The hypopharynx extends from the plane of the hyoid bone above to the plane of the lower border of the cricoid cartilage below. It does not include the larynx and has 3 parts: the pyriform sinus, the postcricoid area, and the posterior pharyngeal wall. The lymphatic drainage from the pharynx is into the jugulodigastric, jugulo-omohyoid, upper and middle deep cervical, and retropharyngeal nodes. This anatomic region when involved by cancer does not give rise to symptoms until late in the course of the disease.
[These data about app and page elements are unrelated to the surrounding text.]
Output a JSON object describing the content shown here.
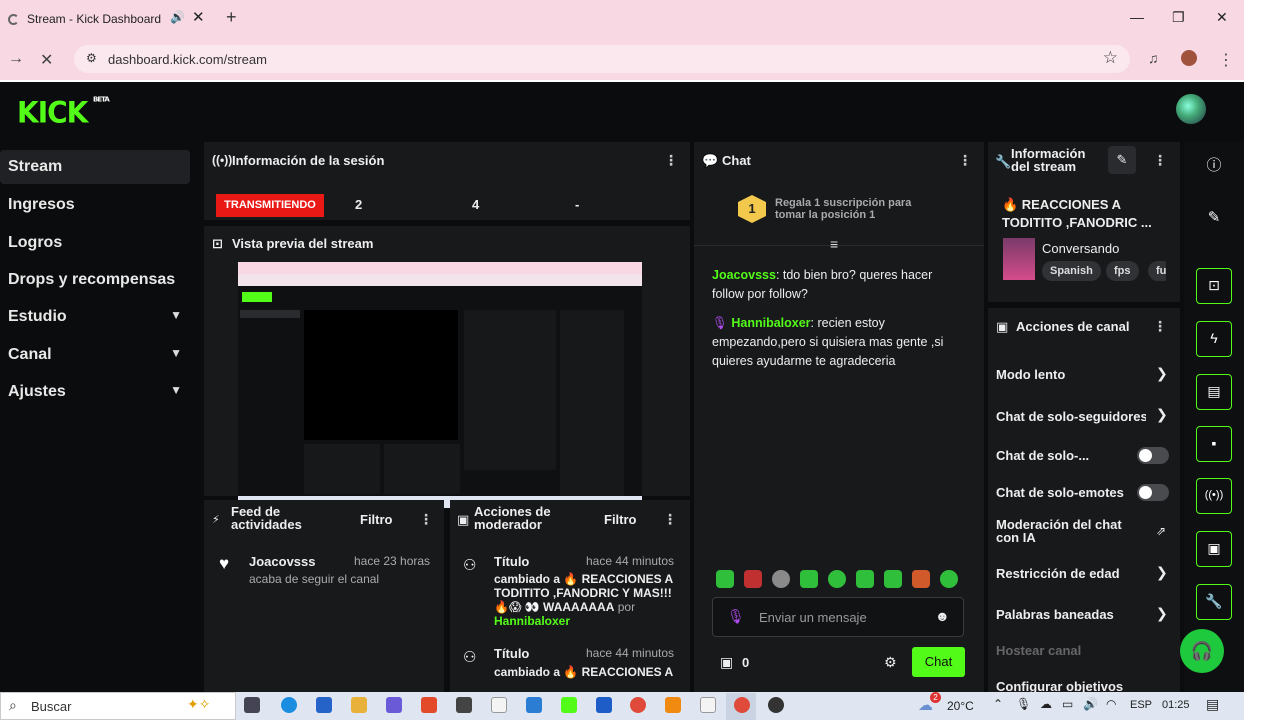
{
  "browser": {
    "tab_title": "Stream - Kick Dashboard",
    "url": "dashboard.kick.com/stream"
  },
  "logo": "KICK",
  "logo_badge": "BETA",
  "sidebar": {
    "items": [
      {
        "label": "Stream"
      },
      {
        "label": "Ingresos"
      },
      {
        "label": "Logros"
      },
      {
        "label": "Drops y recompensas"
      },
      {
        "label": "Estudio"
      },
      {
        "label": "Canal"
      },
      {
        "label": "Ajustes"
      }
    ]
  },
  "session": {
    "title": "Información de la sesión",
    "status": "TRANSMITIENDO",
    "stat1": "2",
    "stat2": "4",
    "stat3": "-"
  },
  "preview": {
    "title": "Vista previa del stream"
  },
  "feed": {
    "title": "Feed de actividades",
    "filter": "Filtro",
    "user": "Joacovsss",
    "time": "hace 23 horas",
    "text": "acaba de seguir el canal"
  },
  "modactions": {
    "title": "Acciones de moderador",
    "filter": "Filtro",
    "items": [
      {
        "label": "Título",
        "time": "hace 44 minutos",
        "text": "cambiado a 🔥 REACCIONES A TODITITO ,FANODRIC Y MAS!!!🔥😱 👀 WAAAAAAA",
        "by": "por",
        "user": "Hannibaloxer"
      },
      {
        "label": "Título",
        "time": "hace 44 minutos",
        "text": "cambiado a 🔥 REACCIONES A"
      }
    ]
  },
  "chat": {
    "title": "Chat",
    "gift_rank": "1",
    "gift_text": "Regala 1 suscripción para tomar la posición 1",
    "messages": [
      {
        "user": "Joacovsss",
        "text": ": tdo bien bro? queres hacer follow por follow?"
      },
      {
        "user": "Hannibaloxer",
        "text": ": recien estoy empezando,pero si quisiera mas gente ,si quieres ayudarme te agradeceria"
      }
    ],
    "placeholder": "Enviar un mensaje",
    "count": "0",
    "send": "Chat"
  },
  "stream_info": {
    "title": "Información del stream",
    "stream_title": "🔥 REACCIONES A TODITITO ,FANODRIC ...",
    "category": "Conversando",
    "tags": [
      "Spanish",
      "fps",
      "fu"
    ]
  },
  "channel_actions": {
    "title": "Acciones de canal",
    "items": [
      {
        "label": "Modo lento"
      },
      {
        "label": "Chat de solo-seguidores"
      },
      {
        "label": "Chat de solo-..."
      },
      {
        "label": "Chat de solo-emotes"
      },
      {
        "label": "Moderación del chat con IA"
      },
      {
        "label": "Restricción de edad"
      },
      {
        "label": "Palabras baneadas"
      },
      {
        "label": "Hostear canal"
      },
      {
        "label": "Configurar objetivos"
      }
    ]
  },
  "taskbar": {
    "search": "Buscar",
    "temp": "20°C",
    "lang": "ESP",
    "time": "01:25",
    "weather_badge": "2"
  },
  "colors": {
    "accent": "#53fc18",
    "live": "#e91916"
  }
}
As a result of this fact and the high incidence of metastasis early in the course of the disease, survival rates for carcinoma of the hypopharynx are perhaps the lowest of all sites in the head and neck. Almost all malignancies arising in this region are squamous cell carcinomas. A history of excess use of tobacco or alcohol is commonly associated with these malignancies. The Plummer-Vinson syndrome, characterized clinically by achlorhydria, sideropenic anemia, and atrophy of the mucous membranes of the mouth, pharynx, and esophagus, is frequently associated with carcinoma of the hypopharynx, oral cavity, or esophagus in women.
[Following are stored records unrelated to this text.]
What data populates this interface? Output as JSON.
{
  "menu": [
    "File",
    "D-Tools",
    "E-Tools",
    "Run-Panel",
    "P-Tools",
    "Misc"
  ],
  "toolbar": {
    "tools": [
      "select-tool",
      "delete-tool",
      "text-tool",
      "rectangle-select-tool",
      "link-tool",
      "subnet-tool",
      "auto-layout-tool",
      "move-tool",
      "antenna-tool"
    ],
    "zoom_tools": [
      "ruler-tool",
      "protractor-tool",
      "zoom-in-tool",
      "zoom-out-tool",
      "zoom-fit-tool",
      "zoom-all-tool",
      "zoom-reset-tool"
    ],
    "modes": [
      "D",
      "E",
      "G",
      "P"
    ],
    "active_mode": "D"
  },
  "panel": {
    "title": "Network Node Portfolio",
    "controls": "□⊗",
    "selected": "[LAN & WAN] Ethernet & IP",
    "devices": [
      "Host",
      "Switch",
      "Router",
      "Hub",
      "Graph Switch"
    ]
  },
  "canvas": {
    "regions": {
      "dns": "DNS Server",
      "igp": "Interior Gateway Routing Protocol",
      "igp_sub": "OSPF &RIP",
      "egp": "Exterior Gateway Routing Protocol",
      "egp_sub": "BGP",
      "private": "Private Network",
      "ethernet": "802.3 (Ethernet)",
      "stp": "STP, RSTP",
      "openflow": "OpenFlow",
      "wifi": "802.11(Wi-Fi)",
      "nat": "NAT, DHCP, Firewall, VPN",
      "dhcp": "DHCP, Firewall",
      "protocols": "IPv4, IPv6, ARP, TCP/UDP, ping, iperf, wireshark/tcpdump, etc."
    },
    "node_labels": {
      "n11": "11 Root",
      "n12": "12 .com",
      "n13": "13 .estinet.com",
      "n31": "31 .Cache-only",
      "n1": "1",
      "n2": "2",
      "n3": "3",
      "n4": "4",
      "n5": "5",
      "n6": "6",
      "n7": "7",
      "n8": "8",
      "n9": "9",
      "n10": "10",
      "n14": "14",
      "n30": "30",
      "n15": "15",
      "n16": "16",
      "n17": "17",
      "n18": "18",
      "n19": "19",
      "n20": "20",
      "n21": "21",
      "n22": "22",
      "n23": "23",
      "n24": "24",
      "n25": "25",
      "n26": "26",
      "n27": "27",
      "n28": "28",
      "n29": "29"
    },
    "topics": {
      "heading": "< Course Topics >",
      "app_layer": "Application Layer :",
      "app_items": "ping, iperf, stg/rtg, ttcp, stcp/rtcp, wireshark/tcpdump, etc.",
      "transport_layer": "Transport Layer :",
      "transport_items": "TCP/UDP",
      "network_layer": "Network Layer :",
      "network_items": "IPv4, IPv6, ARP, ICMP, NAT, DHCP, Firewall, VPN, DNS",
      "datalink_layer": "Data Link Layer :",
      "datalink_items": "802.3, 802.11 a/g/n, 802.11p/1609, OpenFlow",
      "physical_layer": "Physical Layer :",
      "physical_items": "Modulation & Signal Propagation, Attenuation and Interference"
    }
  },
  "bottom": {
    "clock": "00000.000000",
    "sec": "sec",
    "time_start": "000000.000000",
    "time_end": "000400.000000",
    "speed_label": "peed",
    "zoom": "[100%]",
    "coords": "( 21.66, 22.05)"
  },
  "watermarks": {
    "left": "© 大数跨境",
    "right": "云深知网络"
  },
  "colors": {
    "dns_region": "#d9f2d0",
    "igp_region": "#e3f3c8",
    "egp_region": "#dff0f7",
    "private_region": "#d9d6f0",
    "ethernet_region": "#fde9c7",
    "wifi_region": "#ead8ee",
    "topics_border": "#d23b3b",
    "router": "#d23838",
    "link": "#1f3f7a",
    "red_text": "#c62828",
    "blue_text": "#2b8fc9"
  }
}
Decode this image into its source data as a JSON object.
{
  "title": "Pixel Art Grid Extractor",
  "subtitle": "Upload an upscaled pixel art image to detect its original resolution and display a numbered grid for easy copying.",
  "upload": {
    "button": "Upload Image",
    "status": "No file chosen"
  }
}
The pyriform sinus is the most frequently involved site in the hypopharynx. Postcricoid and posterior hypopharyngeal wall carcinomas account for only one- third of hypopharyngeal cancers. Cervical node metastasis is frequent, occurring in 70% of pyriform sinus lesions, 40% of postcricoid carcinomas, and 50% of posterior hypopharyngeal wall lesions. (See NCI physician or patient site)

The results with radiation alone are satisfactory in early stage patients (here) but for patients with advanced disease the results are best with surgery followed by postoperative radiation. MDA reported T3-4N2-3 81% local control and 23% NED survival at 3 years and in a more recent study an 89% rate of local control and 50% survival. A series from Hong Kong reported the following survival stats with combined surgery/radiation: stage I (74%) stage II (63%) stage III (32%) and stage IV (14%). A French study reported the following local control with combined therapy: T1-2N1-2 (69%) T1-2N2-3 (34%) T3-4N) (68%) T3-4N2-3 (28%). Most of the patients with advanced hypopharynx are now treated with chemotherapy plus radiation (see chemoradiation here).


(see anatomy #1, anat #2, #3, #4, #5 CT Images, more CT, PET-CT, port film, survival stats, radiation results)  also see guidelines from  the NCCN, review#1 and review#2